◆ **What is needed**
Search the listing below for "this". Copy each matching line.

◆ **Material for the task**

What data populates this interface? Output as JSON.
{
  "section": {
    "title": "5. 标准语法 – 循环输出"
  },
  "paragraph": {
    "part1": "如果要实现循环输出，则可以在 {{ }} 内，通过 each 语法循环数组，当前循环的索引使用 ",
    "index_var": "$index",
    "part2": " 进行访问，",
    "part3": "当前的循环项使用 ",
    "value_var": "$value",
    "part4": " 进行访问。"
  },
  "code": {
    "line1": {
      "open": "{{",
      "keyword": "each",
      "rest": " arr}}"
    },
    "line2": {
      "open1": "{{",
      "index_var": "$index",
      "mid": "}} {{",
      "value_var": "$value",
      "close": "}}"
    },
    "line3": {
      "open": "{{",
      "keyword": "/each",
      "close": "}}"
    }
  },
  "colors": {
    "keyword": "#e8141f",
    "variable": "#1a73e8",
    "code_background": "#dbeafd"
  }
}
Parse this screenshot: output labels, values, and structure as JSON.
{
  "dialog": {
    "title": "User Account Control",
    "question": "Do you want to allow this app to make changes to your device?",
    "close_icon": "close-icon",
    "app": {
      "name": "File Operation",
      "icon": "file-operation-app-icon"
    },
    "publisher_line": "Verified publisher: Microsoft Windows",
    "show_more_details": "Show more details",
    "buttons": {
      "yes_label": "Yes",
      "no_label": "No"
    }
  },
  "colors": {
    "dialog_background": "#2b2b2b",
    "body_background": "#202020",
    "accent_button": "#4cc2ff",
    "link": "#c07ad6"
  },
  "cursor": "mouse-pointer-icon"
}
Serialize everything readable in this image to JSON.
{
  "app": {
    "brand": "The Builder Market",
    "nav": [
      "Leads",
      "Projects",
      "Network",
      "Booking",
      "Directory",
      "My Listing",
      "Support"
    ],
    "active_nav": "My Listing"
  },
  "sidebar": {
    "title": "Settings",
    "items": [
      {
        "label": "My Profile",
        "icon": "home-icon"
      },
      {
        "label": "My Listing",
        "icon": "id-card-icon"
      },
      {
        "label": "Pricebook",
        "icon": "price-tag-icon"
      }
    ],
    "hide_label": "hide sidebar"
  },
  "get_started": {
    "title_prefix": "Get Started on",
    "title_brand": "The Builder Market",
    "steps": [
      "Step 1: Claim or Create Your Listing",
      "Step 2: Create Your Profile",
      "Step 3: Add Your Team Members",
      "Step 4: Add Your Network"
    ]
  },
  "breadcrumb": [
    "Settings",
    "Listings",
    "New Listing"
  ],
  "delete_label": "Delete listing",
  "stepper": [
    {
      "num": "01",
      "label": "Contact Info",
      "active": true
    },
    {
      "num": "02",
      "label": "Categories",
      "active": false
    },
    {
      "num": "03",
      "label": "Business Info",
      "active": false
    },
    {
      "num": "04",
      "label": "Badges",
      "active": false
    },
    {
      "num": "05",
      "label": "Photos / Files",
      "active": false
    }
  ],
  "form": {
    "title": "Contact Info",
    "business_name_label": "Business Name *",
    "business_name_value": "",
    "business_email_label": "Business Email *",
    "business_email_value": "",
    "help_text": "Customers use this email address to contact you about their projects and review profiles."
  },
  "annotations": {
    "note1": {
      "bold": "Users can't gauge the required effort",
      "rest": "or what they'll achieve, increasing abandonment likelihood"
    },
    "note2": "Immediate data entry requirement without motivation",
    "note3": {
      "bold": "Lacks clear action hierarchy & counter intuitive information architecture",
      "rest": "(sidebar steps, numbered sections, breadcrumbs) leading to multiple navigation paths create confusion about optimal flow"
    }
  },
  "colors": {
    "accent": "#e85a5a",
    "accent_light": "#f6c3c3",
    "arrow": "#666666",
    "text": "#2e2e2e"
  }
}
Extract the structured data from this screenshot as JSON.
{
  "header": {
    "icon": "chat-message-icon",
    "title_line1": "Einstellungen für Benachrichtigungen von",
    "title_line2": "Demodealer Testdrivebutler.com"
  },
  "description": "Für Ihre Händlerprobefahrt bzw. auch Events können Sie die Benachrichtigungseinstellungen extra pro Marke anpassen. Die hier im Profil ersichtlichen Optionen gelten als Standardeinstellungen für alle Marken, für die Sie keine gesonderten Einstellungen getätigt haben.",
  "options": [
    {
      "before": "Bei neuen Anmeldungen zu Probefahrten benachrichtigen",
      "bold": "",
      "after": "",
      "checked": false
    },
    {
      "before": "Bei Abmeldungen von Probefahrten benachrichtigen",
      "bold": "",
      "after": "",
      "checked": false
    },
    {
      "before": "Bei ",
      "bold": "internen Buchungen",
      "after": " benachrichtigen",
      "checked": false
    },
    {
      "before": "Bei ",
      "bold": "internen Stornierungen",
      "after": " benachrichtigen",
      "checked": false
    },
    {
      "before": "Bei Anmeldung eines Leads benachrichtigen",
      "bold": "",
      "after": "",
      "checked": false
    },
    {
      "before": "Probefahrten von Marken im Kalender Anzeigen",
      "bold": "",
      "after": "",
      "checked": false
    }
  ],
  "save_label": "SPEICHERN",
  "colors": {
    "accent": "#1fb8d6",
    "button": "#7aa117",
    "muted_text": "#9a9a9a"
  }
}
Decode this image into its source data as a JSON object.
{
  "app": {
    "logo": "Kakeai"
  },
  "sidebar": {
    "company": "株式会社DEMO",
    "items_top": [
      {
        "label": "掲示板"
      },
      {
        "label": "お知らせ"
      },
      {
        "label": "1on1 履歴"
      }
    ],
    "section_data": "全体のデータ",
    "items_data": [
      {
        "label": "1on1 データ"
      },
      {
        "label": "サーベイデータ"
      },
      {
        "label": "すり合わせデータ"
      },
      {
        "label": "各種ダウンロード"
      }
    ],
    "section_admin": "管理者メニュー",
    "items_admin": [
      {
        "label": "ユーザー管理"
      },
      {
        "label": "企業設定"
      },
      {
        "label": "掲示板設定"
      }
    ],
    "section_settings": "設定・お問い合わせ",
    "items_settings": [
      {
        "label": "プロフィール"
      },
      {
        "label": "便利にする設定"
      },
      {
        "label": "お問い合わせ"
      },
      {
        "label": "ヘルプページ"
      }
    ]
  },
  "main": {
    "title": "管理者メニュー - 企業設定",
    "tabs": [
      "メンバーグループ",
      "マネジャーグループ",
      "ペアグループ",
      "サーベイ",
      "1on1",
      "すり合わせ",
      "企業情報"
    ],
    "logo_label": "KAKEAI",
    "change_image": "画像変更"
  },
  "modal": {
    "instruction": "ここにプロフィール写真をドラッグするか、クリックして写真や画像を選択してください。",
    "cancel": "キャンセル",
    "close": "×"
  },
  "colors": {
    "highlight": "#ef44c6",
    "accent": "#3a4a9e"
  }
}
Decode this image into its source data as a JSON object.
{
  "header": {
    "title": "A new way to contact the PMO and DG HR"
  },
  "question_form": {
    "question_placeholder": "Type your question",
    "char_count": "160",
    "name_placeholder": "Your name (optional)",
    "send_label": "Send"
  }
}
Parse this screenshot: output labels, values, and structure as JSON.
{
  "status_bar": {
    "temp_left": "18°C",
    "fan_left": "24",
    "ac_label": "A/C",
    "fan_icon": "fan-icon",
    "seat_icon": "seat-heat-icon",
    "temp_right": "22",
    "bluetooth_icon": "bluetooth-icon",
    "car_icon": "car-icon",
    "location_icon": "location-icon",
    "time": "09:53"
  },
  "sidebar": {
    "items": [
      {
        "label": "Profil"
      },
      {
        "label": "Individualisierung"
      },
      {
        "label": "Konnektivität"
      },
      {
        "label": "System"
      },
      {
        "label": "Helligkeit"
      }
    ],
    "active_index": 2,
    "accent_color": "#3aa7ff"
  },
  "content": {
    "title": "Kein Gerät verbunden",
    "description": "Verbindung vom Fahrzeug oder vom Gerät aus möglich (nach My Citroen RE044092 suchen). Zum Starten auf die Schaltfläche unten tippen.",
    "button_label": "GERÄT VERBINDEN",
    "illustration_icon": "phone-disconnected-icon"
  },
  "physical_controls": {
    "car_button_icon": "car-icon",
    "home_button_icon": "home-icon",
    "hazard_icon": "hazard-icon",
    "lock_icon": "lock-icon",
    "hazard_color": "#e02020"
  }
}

◆ **Problem solution**
What data populates this interface? Output as JSON.
Parse this screenshot: output labels, values, and structure as JSON.
    "question": "Do you want to allow this app to make changes to your device?",
Serialize everything readable in this image to JSON.
    "help_text": "Customers use this email address to contact you about their projects and review profiles."
Extract the structured data from this screenshot as JSON.
Decode this image into its source data as a JSON object.
Decode this image into its source data as a JSON object.
Parse this screenshot: output labels, values, and structure as JSON.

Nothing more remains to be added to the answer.